A picture may be worth a thousand words, but actions and experience are much much louder than words.

Protecting your creative space

Protecting your creative space

“Be ruthless about protecting writing days, i.e., do not cave in to endless requests to have ‘essential’ and ‘long overdue’ meetings on those days.”

– J.K. Rowling

I believe there is nothing more important than being creative (after food, shelter, etc.), and being creative for you. There are ideas placed in you that need to be birth, because doing so will give you experiences and gifts you could not otherwise comprehend, and they will touch the world in ways you could never imagine.

But the business of life can be very distracting. In between all the chores, the jobs, the social obligations and the daily hum of life, it is incredibly easy to lose yourself and your true desires. You hum along doing things and then you wake up with decades later wondering where all that time went and beating yourself up for actually accomplishing very little of your true goals.

I’ve had many creative ideas over the years – podcasts, books, clothing lines, stores, events, blogs, and magazines. It’s a long list I know, but not a lot of them have come to fruition. I hated that I would kick off the year with all these ideas and projects I wanted to get done, and then six months in I would be completely lost in the sauce, entirely busy working on clients or friend’s latest schemes, chasing down opportunities to make a buck. I was so consumed with everything else that I never pushed my projects forward enough.

To be honest, I did not understand what it took to get things done. But after multiple dead ends you start to learn a thing or two. For the past 10 months, I have been working consistently on my creative projects and pushing them towards completion. I know this is a long road, and its still early days, but I thought I’d articulate the mindset and tools that are enabling me to finally actually do the work I have in my heart to do.

  1. Stay awake

It is so easy to fall asleep behind the wheel of life. Urgent and pressing issues can crowd the truly important to the dark recesses of your mind to be randomly stumbled upon one day. You have to stay awake. And by that I mean you have to always be focused on your actual personal creative goals. It has to be a priority and something that is on your mind daily. Never lose sight of it. Write it somewhere you can see it, and engage with it every day.

  1. Think long term

Rome was not built in a day, and neither will your project. You have to be in it for the long haul. If you are trying to build a creative life that sustains your soul and your pocket, understand that it is going to take a while. Make peace with that.

  1. Focus on the process

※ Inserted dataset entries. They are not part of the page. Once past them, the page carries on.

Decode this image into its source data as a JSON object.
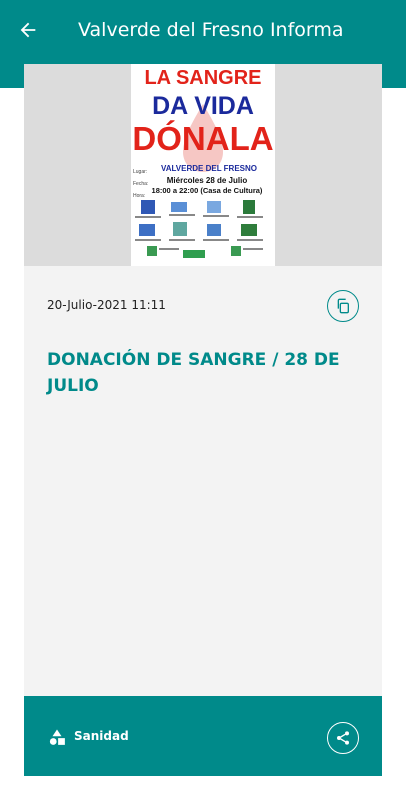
{
  "header": {
    "title": "Valverde del Fresno Informa"
  },
  "post": {
    "date": "20-Julio-2021 11:11",
    "title": "DONACIÓN DE SANGRE / 28 DE JULIO",
    "category": "Sanidad"
  },
  "poster": {
    "line1": "LA SANGRE",
    "line2": "DA VIDA",
    "line3": "DÓNALA",
    "town": "VALVERDE DEL FRESNO",
    "place_label": "Lugar:",
    "date_label": "Fecha:",
    "time_label": "Hora:",
    "date": "Miércoles 28 de Julio",
    "time": "18:00 a 22:00 (Casa de Cultura)"
  },
  "colors": {
    "primary": "#008a8a",
    "poster_red": "#e2231a",
    "poster_blue": "#1b2a9c"
  }
}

If you are going to get any worthwhile creative work done, you have to respect the process. This is going to mean working on your projects daily or at least weekly. You are going to need to take consistent action over a long period of time – creating, learning, tweaking, editing, fixing, scrapping, restarting, etc. It’s a process; learn to enjoy it.

  1. Be realistic

There is nothing like ambitious timelines to excite you then ultimately defeat you in the creative journey. Be realistic with the amount of time you think it will take to get your project done, and then add more time to it. Things always take much longer than you’d expect.

  1. Protect your creative time and space

You absolutely must block off a portion of time for you to work on your things. That means phones off, Internet off, put on headphones, close the door. Deep creative work demands nothing less than your full attention and energy. That means being inaccessible sometimes and turning a blind eye to the other thousand things vying for your attention.

  1. Just make

As creatives we tend to be both very egotistical and fragile. We have high hopes and standards for our work. We wonder if people will like it, we fear being judged. It doesn’t matter what anyone thinks about the work. Right now, your job is to make! Focus on that.

  1. Commit

Everything I have just said can be summed up in one word – Commit. To get your personal work done, you must commit to getting it done. That means making a firm decision to get it done no matter how hard or tough the road may be. It means discipline. It means giving up excuses and doing whatever needs to be done.